[Page and application data records]
- - - - -
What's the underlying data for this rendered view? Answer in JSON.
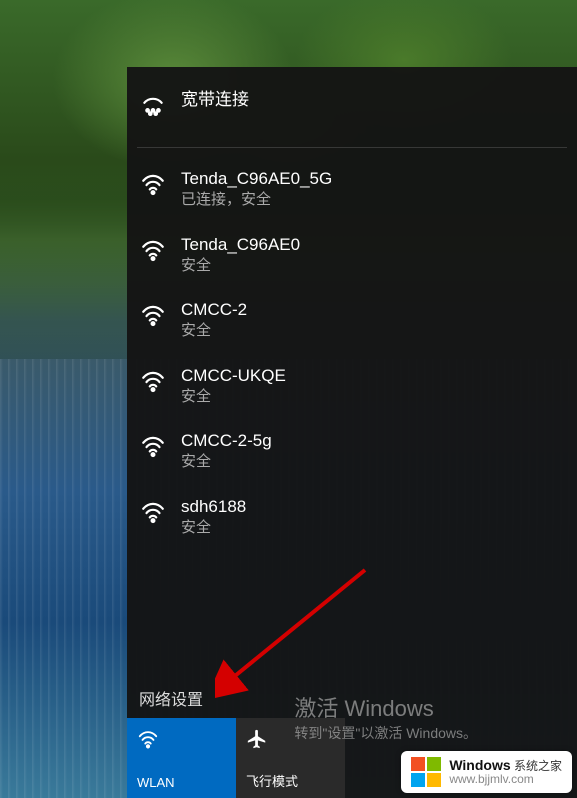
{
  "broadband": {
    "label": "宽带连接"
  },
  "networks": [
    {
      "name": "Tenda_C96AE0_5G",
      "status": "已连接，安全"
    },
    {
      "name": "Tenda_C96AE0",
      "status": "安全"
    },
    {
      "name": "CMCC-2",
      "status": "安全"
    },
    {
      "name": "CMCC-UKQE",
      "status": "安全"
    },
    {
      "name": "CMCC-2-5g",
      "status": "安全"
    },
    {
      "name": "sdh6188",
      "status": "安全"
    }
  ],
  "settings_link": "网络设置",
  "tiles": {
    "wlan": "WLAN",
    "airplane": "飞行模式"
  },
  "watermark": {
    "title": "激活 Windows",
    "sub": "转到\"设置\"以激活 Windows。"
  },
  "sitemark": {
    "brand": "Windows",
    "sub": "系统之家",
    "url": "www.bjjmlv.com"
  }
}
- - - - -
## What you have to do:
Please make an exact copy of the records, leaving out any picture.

## Your response:
What's the underlying data for this rendered view? Answer in JSON.
{
  "broadband": {
    "label": "宽带连接"
  },
  "networks": [
    {
      "name": "Tenda_C96AE0_5G",
      "status": "已连接，安全"
    },
    {
      "name": "Tenda_C96AE0",
      "status": "安全"
    },
    {
      "name": "CMCC-2",
      "status": "安全"
    },
    {
      "name": "CMCC-UKQE",
      "status": "安全"
    },
    {
      "name": "CMCC-2-5g",
      "status": "安全"
    },
    {
      "name": "sdh6188",
      "status": "安全"
    }
  ],
  "settings_link": "网络设置",
  "tiles": {
    "wlan": "WLAN",
    "airplane": "飞行模式"
  },
  "watermark": {
    "title": "激活 Windows",
    "sub": "转到\"设置\"以激活 Windows。"
  },
  "sitemark": {
    "brand": "Windows",
    "sub": "系统之家",
    "url": "www.bjjmlv.com"
  }
}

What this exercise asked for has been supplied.